The call comes just two months after Denmark’s Casper Klynge was appointed the world’s first national technology ambassador. Chosen to carry out what the Danish foreign ministry dubbed “techplomacy”, Mr Klynge is responsible for building direct ties with Silicon Valley heavyweights such as Apple, Facebook and Google.
“There’s nothing gimmicky about the suggestion. In fact, it would honour and support the great work done by the likes of IDA by having a leading individual from the sector talking to their own about the benefits and credentials Ireland has in ICT,” said John McGrane, director general of the British Irish Chamber.
“Appointing someone would be a sign of intent and a recognition that there are plenty of people fishing in the same pond and there are no marks for being shy,” he added.
The chamber has also urged the establishment of a national ICT hub to act as an overarching link between the Government, start-ups, investors and the multinational sector. It cites the Life Sciences Hub in South Wales as a good template on which to establish a new centre.
The hub, which opened in Cardiff in 2014, is designed to bring together academic, business, clinical, professional services and funding organisations to boost the sector locally by at least £1 billion by 2022.
The chamber said that while the Republic has some of the most supportive State-funded grant programmes for start-ups, there is “an obvious disconnect” between co-working spaces, national supports, accelerator programmes and direct access to venture capital funders.
To address this disconnect, the chamber recommends that the Government invests in a centre that would be “the nerve centre” for the ICT ecosystem in Ireland. It envisages the centre being based in the Dublin docklands but with satellite hubs in the south, west, northwest and the midlands.

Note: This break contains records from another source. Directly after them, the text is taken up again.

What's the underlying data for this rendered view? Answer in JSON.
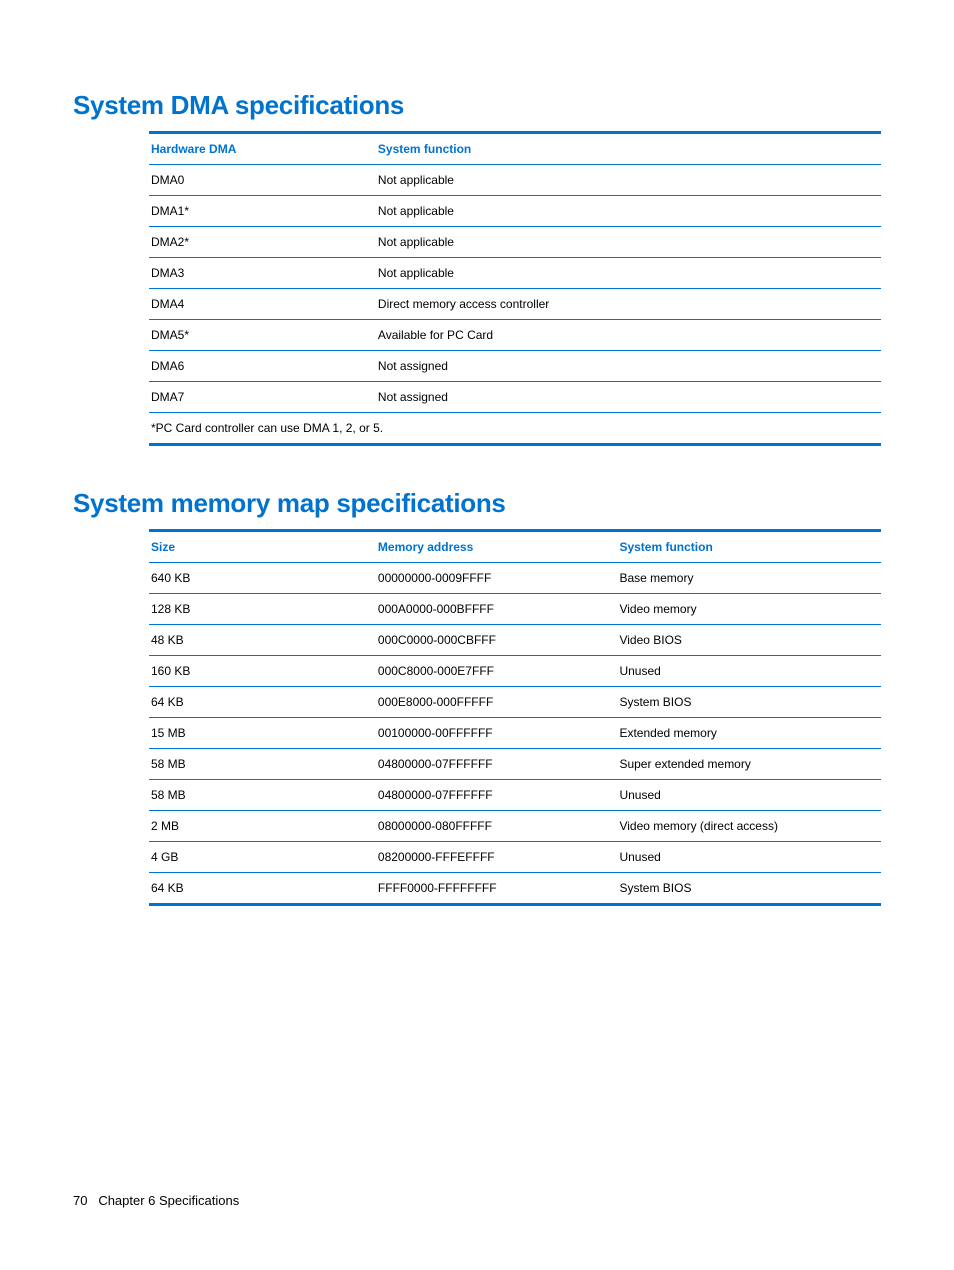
{
  "dma": {
    "title": "System DMA specifications",
    "headers": [
      "Hardware DMA",
      "System function"
    ],
    "rows": [
      [
        "DMA0",
        "Not applicable"
      ],
      [
        "DMA1*",
        "Not applicable"
      ],
      [
        "DMA2*",
        "Not applicable"
      ],
      [
        "DMA3",
        "Not applicable"
      ],
      [
        "DMA4",
        "Direct memory access controller"
      ],
      [
        "DMA5*",
        "Available for PC Card"
      ],
      [
        "DMA6",
        "Not assigned"
      ],
      [
        "DMA7",
        "Not assigned"
      ]
    ],
    "footnote": "*PC Card controller can use DMA 1, 2, or 5."
  },
  "memory": {
    "title": "System memory map specifications",
    "headers": [
      "Size",
      "Memory address",
      "System function"
    ],
    "rows": [
      [
        "640 KB",
        "00000000-0009FFFF",
        "Base memory"
      ],
      [
        "128 KB",
        "000A0000-000BFFFF",
        "Video memory"
      ],
      [
        "48 KB",
        "000C0000-000CBFFF",
        "Video BIOS"
      ],
      [
        "160 KB",
        "000C8000-000E7FFF",
        "Unused"
      ],
      [
        "64 KB",
        "000E8000-000FFFFF",
        "System BIOS"
      ],
      [
        "15 MB",
        "00100000-00FFFFFF",
        "Extended memory"
      ],
      [
        "58 MB",
        "04800000-07FFFFFF",
        "Super extended memory"
      ],
      [
        "58 MB",
        "04800000-07FFFFFF",
        "Unused"
      ],
      [
        "2 MB",
        "08000000-080FFFFF",
        "Video memory (direct access)"
      ],
      [
        "4 GB",
        "08200000-FFFEFFFF",
        "Unused"
      ],
      [
        "64 KB",
        "FFFF0000-FFFFFFFF",
        "System BIOS"
      ]
    ]
  },
  "footer": {
    "page_number": "70",
    "chapter": "Chapter 6   Specifications"
  }
}
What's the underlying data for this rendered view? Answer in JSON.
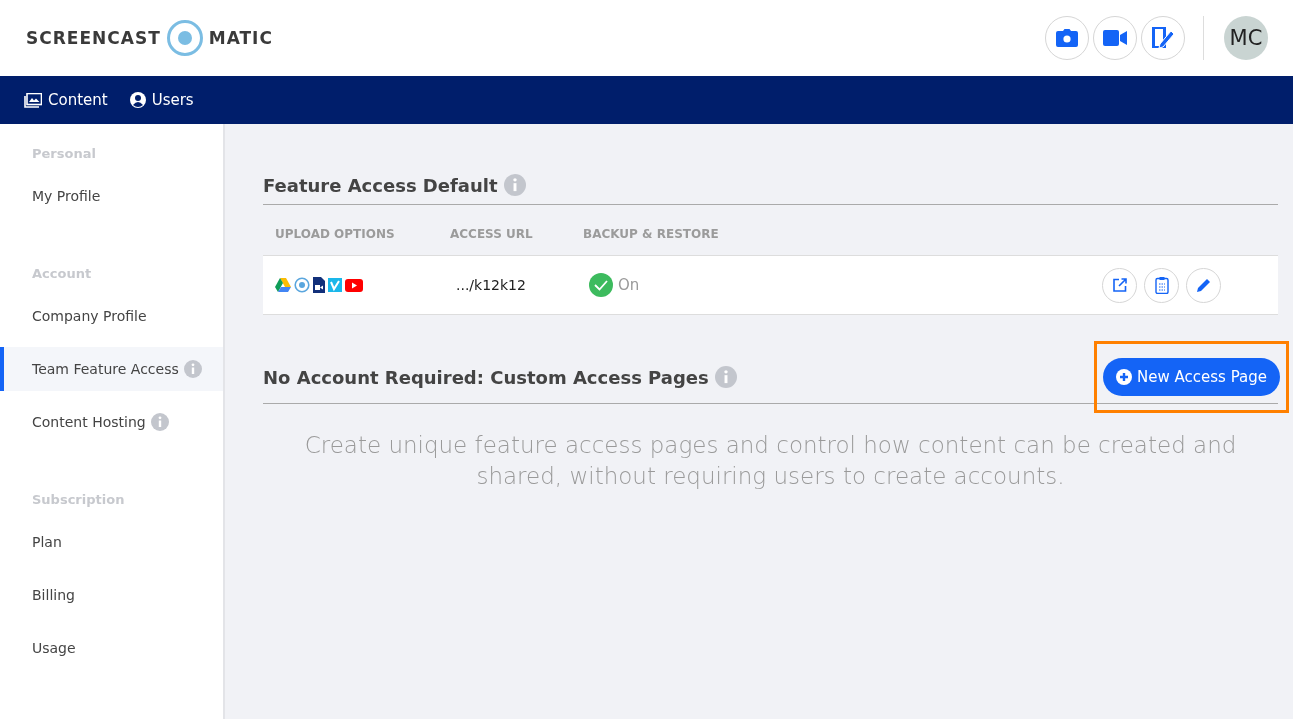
{
  "header": {
    "logo": {
      "left": "SCREENCAST",
      "right": "MATIC"
    },
    "tools": [
      {
        "kind": "camera"
      },
      {
        "kind": "video"
      },
      {
        "kind": "edit"
      }
    ],
    "avatar": "MC"
  },
  "nav": [
    {
      "kind": "content",
      "label": "Content"
    },
    {
      "kind": "users",
      "label": "Users"
    }
  ],
  "sidebar": [
    {
      "heading": "Personal",
      "items": [
        {
          "label": "My Profile",
          "selected": false,
          "info": false
        }
      ]
    },
    {
      "heading": "Account",
      "items": [
        {
          "label": "Company Profile",
          "selected": false,
          "info": false
        },
        {
          "label": "Team Feature Access",
          "selected": true,
          "info": true
        },
        {
          "label": "Content Hosting",
          "selected": false,
          "info": true
        }
      ]
    },
    {
      "heading": "Subscription",
      "items": [
        {
          "label": "Plan",
          "selected": false,
          "info": false
        },
        {
          "label": "Billing",
          "selected": false,
          "info": false
        },
        {
          "label": "Usage",
          "selected": false,
          "info": false
        }
      ]
    }
  ],
  "feature_access": {
    "title": "Feature Access Default",
    "columns": [
      "UPLOAD OPTIONS",
      "ACCESS URL",
      "BACKUP & RESTORE"
    ],
    "row": {
      "upload_options": [
        {
          "kind": "drive"
        },
        {
          "kind": "screencast"
        },
        {
          "kind": "file"
        },
        {
          "kind": "vimeo"
        },
        {
          "kind": "youtube"
        }
      ],
      "access_url": ".../k12k12",
      "backup": {
        "checked": true,
        "label": "On"
      },
      "actions": [
        {
          "kind": "open"
        },
        {
          "kind": "clipboard"
        },
        {
          "kind": "edit"
        }
      ]
    }
  },
  "custom_pages": {
    "title": "No Account Required: Custom Access Pages",
    "button": {
      "label": "New Access Page",
      "highlighted": true
    },
    "empty_text": "Create unique feature access pages and control how content can be created and shared, without requiring users to create accounts."
  }
}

“There is a massively vibrant sector spanning all of the technology landscape in Ireland but there is a need for a single central point that connects it all together. We are not trying to be prescriptive in terms of the nature or format of the hub but we do think that there are opportunities from joining up what is currently a very fragmented sector,” said Mr McGrane.
In its paper, the chamber also calls for Budget 2018 to address the “uncompetitive nature” of the Irish tax system to support the ICT sector with suggestions that include reduction of the marginal rate of taxation, reform of capital gains tax and the expansion of the Employment and Investment Incentive scheme.